Furthermore, I believe much of the opposition is posturing, to the point that no amount of evidence showing the financial problems the 50p rates causes would shift opinion. There is a strong case that the 50p tax doesn't even generate significant income for the Treasury, and possibly even has a negative economic effect. For example, the letter in the FT referred to in the previous link points out that “The UK has already slipped from second to fourth place as a destination for inward investment”. That is before you start considering the mobility of those that have to pay it. They are people who are able to spend their money elsewhere. Hardly a way to generate growth…
Want to drive success out of Britain? Keep the 50p tax rate. Want to stop people starting a business in Britain? Keep the 50p tax rate. Want to maintain a culture where success is looked down on? Keep the 50p tax rate.
That said, I would not advocate reducing the top rate of tax until the level at which one starts paying income tax is increased to £10k. This is an excellent Lib Dem policy that helps both the economy and social mobility. It is right and proper that our policies should help the least well off first, and increase the spending power of as many people in society as possible at these difficult economic times. However, I do think we should join our coalition partners in declaring Labour's punitive tax temporary.

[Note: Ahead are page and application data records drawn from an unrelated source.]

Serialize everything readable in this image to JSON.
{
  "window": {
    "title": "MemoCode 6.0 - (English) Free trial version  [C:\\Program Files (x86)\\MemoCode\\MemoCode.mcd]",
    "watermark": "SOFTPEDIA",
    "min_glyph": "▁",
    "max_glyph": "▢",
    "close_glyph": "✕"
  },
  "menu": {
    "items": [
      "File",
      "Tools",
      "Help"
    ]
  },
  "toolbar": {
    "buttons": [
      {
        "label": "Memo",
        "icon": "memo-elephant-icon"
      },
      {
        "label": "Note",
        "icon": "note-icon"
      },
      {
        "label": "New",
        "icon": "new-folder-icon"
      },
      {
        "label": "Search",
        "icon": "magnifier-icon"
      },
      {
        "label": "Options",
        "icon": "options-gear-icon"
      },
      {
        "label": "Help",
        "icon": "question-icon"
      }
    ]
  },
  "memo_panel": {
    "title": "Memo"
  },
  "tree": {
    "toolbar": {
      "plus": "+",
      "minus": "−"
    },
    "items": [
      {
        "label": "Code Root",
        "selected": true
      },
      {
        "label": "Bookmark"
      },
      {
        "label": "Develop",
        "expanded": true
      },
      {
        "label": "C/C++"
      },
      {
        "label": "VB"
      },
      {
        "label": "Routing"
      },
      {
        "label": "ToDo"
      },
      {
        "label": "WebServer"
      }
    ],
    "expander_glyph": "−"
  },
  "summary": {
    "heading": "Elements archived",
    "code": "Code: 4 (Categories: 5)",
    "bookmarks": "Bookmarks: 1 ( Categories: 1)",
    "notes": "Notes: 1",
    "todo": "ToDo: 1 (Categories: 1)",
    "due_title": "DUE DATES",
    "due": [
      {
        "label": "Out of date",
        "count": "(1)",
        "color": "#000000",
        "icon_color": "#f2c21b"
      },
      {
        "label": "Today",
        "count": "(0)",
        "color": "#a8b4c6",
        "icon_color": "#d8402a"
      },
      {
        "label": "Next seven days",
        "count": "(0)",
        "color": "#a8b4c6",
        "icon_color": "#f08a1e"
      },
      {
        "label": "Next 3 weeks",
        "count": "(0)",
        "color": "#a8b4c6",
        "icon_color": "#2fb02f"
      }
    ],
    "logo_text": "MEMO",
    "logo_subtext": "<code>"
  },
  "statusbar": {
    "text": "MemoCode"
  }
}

Over the next few days, at our conference, the Lib Dems will make a lot of noises about defining ourselves. Many of the policies that will emerge from our democratic debates will have a positive effect on the government and the country. Unfortunately though, this is one thing I don't think the conference will get behind.